Quality and quantity at LempertzBy Artkhade
Brussels, 20 January 2020
No less than 356 objects or groups of works of art from Africa, the Pacific and the Americas will be offered for sale by the German auction house Lempertz on 29 January starting at 2 p.m. at its Brussels branch in Rue du Grand Cerf. Most of the pieces put up for sale come from prestigious collections of primitive art, and the great tutelary figures of the discipline, such as Philippe Guimiot, Charles Hug, Leo Stappers and Giovanni Battista Belzoni, will undoubtedly bring a guarantee of quality to this first session of the year at Lempertz.
Estimated between 15,000 and 20,000 euros, a Jaraï funerary statue (lot 356), collected by Guimiot in the early 1970s in Vietnam, is one of the leading figures of this sale, along with two totems brought back by the Belgian merchant from the islands of Babar and Leti (lots 354 and 355, estimated between 10,000 and 15,000 euros), located in the Indonesian archipelago of the Moluccas. “After returning from his stay in Africa, Philippe Guimiot made several trips to Southeast Asia, Indonesia, the Philippines, Formosa and Vietnam, from where he brought back works of art that collectors at the time were not used to seeing on the market, in particular these Jarai figures,” explains Tim Teuten, one of Lempertz’s specialists who worked on the sale. “These statues were erected around the grave of a deceased person in a final farewell ceremony, sometimes months or even years after burial. After this ceremony, the spirit of the deceased was supposed to join the other spirits; the grave and its ritual ornaments were then left to nature.”

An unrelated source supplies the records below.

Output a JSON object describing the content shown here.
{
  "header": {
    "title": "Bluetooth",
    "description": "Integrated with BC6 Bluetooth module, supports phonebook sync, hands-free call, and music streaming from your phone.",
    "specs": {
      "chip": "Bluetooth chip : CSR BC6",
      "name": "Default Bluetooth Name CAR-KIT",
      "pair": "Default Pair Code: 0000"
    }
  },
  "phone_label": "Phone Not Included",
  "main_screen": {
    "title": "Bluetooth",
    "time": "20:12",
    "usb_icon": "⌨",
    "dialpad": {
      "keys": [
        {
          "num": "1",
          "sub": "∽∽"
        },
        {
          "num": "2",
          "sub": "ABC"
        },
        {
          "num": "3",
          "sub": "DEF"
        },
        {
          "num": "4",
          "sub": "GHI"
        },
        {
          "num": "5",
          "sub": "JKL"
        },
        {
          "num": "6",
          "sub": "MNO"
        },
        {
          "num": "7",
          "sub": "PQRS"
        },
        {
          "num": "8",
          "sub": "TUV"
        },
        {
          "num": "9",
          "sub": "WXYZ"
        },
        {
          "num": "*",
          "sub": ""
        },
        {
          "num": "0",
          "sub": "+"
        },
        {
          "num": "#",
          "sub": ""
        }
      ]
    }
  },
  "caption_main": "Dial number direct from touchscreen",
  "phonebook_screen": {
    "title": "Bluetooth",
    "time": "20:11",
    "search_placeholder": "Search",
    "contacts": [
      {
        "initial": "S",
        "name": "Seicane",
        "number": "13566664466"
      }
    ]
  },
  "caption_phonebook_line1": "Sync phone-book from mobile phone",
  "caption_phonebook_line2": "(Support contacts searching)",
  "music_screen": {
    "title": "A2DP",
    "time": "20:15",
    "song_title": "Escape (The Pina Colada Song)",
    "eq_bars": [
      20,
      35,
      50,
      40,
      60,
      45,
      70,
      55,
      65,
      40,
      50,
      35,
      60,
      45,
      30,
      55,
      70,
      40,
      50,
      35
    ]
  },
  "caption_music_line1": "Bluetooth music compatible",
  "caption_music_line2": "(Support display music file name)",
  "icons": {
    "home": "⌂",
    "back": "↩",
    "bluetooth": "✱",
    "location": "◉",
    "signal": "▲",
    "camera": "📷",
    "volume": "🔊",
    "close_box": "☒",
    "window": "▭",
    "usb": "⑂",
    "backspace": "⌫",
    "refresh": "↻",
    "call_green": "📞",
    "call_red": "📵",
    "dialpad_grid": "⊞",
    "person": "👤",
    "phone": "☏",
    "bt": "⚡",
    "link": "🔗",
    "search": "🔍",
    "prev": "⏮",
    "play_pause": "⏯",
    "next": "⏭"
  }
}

A group of eleven Ivory Coast Dan masks from the collection of Swiss artist Charles Hug (lots 27 to 37, estimated between 600 and 6,000 euros) will also pass under the hammer of auctioneers Henrik Rolf Hanstein and François Tajan on 29 January. “All the masks in his collection were probably acquired in Paris between 1929 and 1932, and Hug is known to have attended the sale of the Georges de Miré collection in Drouot in 1931,” said Tim Teuten. “When he returned to Switzerland in 1934, the artist does not seem to have collected any other masks afterwards, but those purchased in his youth inspired him throughout his career and left their mark on his work, in which portraiture plays an important role.”
A group of six Songye figurines (lots 154 to 159, estimated between 1,000 and 5,000 euros), collected in Congo by Dutch priest Leo Stappers in the 1940s and 1950s, is also being auctioned in Brussels. “Published in 1964, the thesis of this graduate in Bantu languages, who was a teacher at a primary school in the province of Kasai and then at a secondary school in Kamponde, is considered to be the first Songye grammar book,” Lempertz recalls. Other major African sculptures in the sale catalogue include two pairs of Wum doorpost brought back from the Grassfields region of Cameroon (lots 116 and 119, estimated between 1,500 and 3,000 euros), as well as a house door nearly three metres high, carved with spider motifs (lot 118, estimated between 1,500 and 2,000 euros) and a drum strongly marked by erosion (lot 117, between 5,000 and 8,000 euros).
A rare drawing by Italian explorer and Egyptologist Giovanni Battista Belzoni (1778-1823), presenting the tomb of one of the kings of Benin, should not fail to interest lovers of African history, in that this piece (lot 103, between 3,000 and 5,000 euros) is considered to be the only existing drawing of Benin City (today in Nigeria) before 1890. In the Americas and Pacific Arts section, a group of Hawaiian artefacts, including three royal sceptres (kahili) made of tortoise shell rings, bone and ivory (lots 327 and 328, estimated between 2,000 and 6,000 euros), are also on display.
Lots will be on display from 22 to 28 January from 10 a.m. to 6 p.m. (Sunday 26 January from 11 a.m. to 5 p.m.) at Lempertz, 6 rue du Grand Cerf, Brussels. For more details: www.lempertz.com